My first newsletter of 2017 has a new look and a new focus. It’s inspired by a quotation given to me by my friend, futurist Nick Price:
“Customer Experience isn’t simply the quality & arrangement of assets. It’s their orchestration.”
So this month’s newsletter reflects three aspects of my mission:
“I help organisations orchestrate their assets so that everyone and everything plays to their full potential.”
A shop owner in the Yorkshire Dales has been branded “the bookseller from hell” after his local parish council took in more than 20 complaints about his alleged rudeness. Steve Bloom charges customers 50p… Continue reading
In this article, City AM’s deputy editor Julian Harris argues that one of the UK High Street’s most iconic retailers needs radical surgery: perhaps even splitting its booming food business from its struggling fashion… Continue reading
If you want to outperform the market, beat the competition, develop a Brexit resilience strategy, achieve Team GB-style world-beating performance, you can – there’s no magic formula.
But there is a formula.
I was delighted to be asked to write this guest post for the Eventbrite blog.
My post shares six key trends that are redefining the customer experience – specifically in the conference and live events sector although these are mega-trends and therefore relevant to every business.
I visited a museum at the weekend – just scraping in on the last day of a heavily-promoted, blockbuster exhibition.
As I waited at the ticket desk, I noticed that, despite there being a queue, only one team member was selling tickets – and yet there were four team members behind that desk. Two of the other three were having a chat; the other was (there’s no other word for it) slumped in her chair, staring into space.
The exhibition was great – I’d recommend it to you, but it’s over!
Also over is the massive opportunity the museum had to maximise its return on investment…
The power of image was shown at its strongest this week, when the Duke and Duchess of Cambridge posed for photographs in front of the Taj Mahal, on the very bench where, 24 years earlier, William’s mother Diana had created one of the most iconic images ever of a failing marriage.
A picture is worth a thousand words.

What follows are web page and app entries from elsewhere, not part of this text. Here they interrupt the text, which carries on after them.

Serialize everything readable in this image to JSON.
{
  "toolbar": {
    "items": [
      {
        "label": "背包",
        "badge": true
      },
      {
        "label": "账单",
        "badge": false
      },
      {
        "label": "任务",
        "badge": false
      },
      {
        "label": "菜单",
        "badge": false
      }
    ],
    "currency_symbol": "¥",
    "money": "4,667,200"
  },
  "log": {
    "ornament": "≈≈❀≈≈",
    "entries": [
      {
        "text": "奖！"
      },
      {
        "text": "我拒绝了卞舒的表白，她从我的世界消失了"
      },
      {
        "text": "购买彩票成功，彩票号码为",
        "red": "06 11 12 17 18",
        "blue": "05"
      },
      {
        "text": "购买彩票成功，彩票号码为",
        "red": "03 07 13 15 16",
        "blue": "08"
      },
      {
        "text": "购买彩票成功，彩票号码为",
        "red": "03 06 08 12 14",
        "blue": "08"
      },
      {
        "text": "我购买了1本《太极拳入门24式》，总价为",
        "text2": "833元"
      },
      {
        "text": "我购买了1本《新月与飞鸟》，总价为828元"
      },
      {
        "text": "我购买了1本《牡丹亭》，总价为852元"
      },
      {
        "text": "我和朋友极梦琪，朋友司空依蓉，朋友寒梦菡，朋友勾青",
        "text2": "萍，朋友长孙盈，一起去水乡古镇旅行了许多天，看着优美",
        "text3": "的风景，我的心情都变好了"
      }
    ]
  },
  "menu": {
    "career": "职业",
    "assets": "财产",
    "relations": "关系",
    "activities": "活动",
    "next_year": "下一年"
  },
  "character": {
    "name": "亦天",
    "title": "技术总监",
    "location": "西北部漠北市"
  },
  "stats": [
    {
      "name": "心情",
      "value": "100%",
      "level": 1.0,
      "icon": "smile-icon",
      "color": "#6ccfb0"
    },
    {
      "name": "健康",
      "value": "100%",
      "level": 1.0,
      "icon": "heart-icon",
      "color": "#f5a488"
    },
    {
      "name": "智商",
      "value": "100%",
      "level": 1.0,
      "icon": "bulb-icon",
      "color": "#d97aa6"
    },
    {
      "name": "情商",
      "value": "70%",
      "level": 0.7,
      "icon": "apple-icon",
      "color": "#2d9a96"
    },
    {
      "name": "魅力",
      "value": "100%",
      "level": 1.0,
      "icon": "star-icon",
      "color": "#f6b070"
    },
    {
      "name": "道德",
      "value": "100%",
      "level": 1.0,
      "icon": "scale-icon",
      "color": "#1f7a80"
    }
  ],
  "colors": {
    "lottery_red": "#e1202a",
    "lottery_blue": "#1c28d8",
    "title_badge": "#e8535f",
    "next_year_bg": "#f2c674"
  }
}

I’m not saying that you, or your business, are or needs to be “iconic”.
That said, I wonder what you could do to make your business more memorable?
The news that Dreamland, the reimagined amusement park in reawakening Margate, is seeking a company voluntary arrangement (CVA) in a bid to avoid going into administration, is disappointing to say the least.
Ever since Wayne Hemingway unveiled plans to reopen what was once a magnet for seaside thrill-seekers, but more recently a derelict site at risk of being turned into a housing development, there has been a buzz of anticipation around this genuinely bold and inspirational project. Promising that “It is going to be a success because it is a great idea in the right time and right place,” Hemingway could see the opportunity to tap into the “vintage” zeitgeist and create a multilayered experience, appealing to old and young alike.
So, what has gone wrong? And where does Dreamland go from here?
I’ve just read an interesting article about how Top Shop is using technology to redesign its stores based on customers’ use of smartphones. Apparently “the system will allow retailers, shopping centres and other venues to gain easier access to customer movement data and to more effectively monetise their assets”. OK – so that’s one way to know Customers better: as some supermarket chains are also doing, you can use technology to monitor their movements, and what, and when, they buy. Then you can realign your store accordingly.
The problem with that approach, is that you will learn what they buy, but not why they buy.